Other Criminal Justice Topics
Recently Rated CrimeSolutions from NIJ
More Recently Rated Programs
CrimeSolutions is a central resource from the National Institute of Justice (NIJ) to help practitioners and policymakers understand what works in justice-related programs and practices. Its purpose is to assist in practical decision making and program implementation by gathering information on justice-related programs and practices and reviewing evaluation and meta-analysis research against standard criteria.
Responsive Aggression Regulation Therapy (Netherlands)
Program Summary: This is a responsive intervention that seeks to reduce severe aggressive behaviors of incarcerated youth at a juvenile justice institution in the Netherlands. The program is rated Promising. Intervention group youth, compared with treatment-as-usual group youth, had statistically significant higher aggression-related skills, lower cognitive distortions (such as how youth think about aggression), and a lower recidivism risk for violent and general offenses at the 3-year follow up.
Program Summary: This is a group-based learning approach that seeks to enhance peer relations by increasing opportunities for positive social integration between adolescents. The program is rated Promising. Students in intervention schools reported they were less willing to use alcohol, had fewer deviant peer affiliations, lower perceived student stress and emotional problems, and had higher academic engagement, compared with students in control schools. These differences were statistically significant.

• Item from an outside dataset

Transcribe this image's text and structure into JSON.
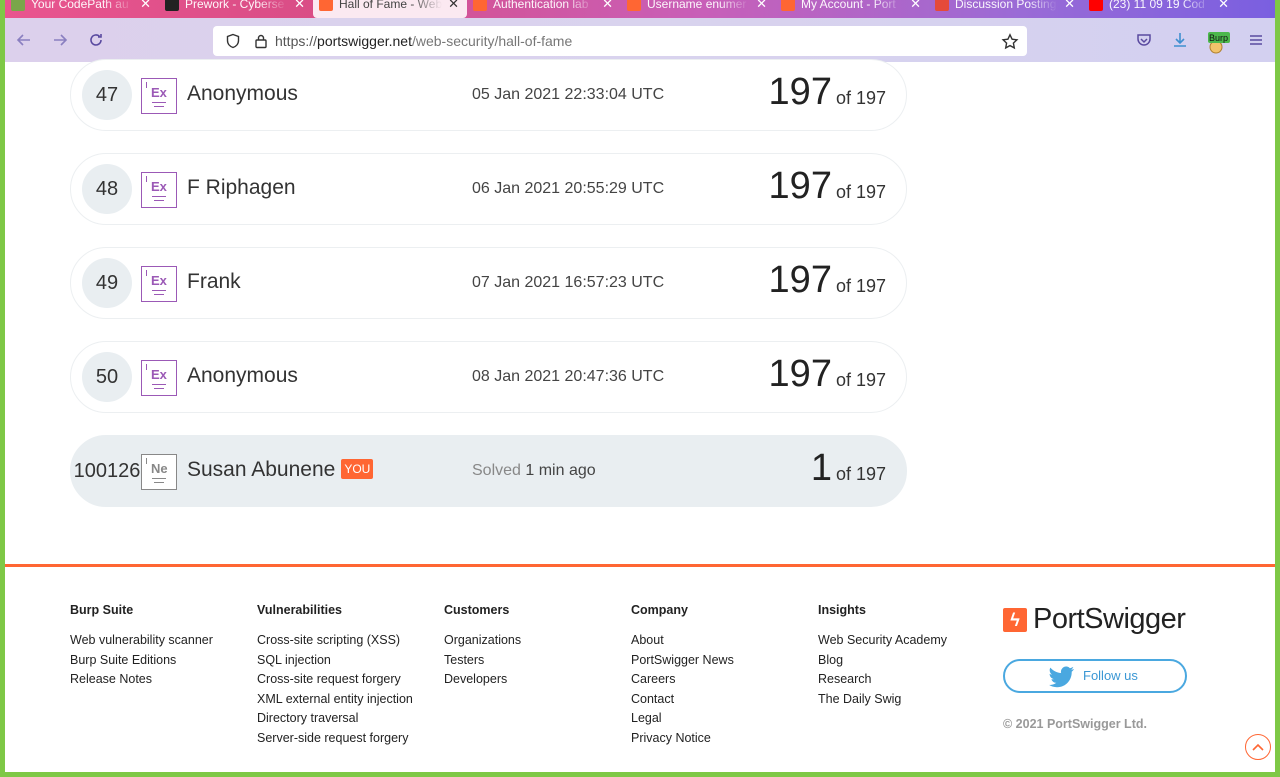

Selective School-Based Violence Prevention Programs
Practice Summary: This practice consists of programs designed to prevent or reduce aggressive or violent behavior in K–12 students who are considered at risk of or who have demonstrated such antisocial behaviors. The practice is rated Effective for reducing aggression in students who participated in school-based violence prevention programs, compared with students who did not participate.
Psychosocial Interventions for Cannabis Use Disorder
Practice Summary: This practice involves the use of psychosocial interventions to treat cannabis use disorder. Psychosocial treatments may include many forms of therapy, such as cognitive–behavioral therapy, contingency management, and relapse prevention. The practice is rated Effective for reducing the use of cannabis and the symptoms of dependence, and increasing the prevalence of abstinence.